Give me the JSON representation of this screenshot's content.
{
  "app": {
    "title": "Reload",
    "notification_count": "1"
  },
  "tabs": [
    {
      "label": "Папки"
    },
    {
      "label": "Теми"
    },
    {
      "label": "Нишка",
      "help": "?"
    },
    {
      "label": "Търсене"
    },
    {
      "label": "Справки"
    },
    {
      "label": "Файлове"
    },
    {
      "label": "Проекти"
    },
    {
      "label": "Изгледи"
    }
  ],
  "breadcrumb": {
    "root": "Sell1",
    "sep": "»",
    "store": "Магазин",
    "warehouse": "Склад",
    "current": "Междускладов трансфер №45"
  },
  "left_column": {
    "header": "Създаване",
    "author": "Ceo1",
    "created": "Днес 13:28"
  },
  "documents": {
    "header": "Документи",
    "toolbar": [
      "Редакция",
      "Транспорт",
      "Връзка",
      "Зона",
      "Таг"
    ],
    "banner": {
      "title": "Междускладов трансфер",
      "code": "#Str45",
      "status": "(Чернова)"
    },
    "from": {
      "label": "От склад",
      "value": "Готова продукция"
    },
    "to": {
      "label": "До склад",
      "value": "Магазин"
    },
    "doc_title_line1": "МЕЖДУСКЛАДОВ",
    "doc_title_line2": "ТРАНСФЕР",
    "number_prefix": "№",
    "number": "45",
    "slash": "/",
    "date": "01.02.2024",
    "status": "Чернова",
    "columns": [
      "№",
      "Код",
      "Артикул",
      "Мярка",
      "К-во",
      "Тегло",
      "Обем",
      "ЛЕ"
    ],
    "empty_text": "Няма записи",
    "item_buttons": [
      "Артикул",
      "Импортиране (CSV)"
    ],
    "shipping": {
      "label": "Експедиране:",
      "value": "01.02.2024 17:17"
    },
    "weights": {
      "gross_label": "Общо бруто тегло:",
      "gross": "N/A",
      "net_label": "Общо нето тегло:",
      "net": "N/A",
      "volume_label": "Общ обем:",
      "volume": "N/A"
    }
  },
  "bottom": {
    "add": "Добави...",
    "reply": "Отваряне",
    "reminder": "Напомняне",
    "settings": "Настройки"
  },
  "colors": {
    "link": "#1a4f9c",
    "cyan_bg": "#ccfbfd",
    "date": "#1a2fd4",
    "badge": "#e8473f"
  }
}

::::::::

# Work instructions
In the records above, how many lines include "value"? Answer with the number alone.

# Solved problem
3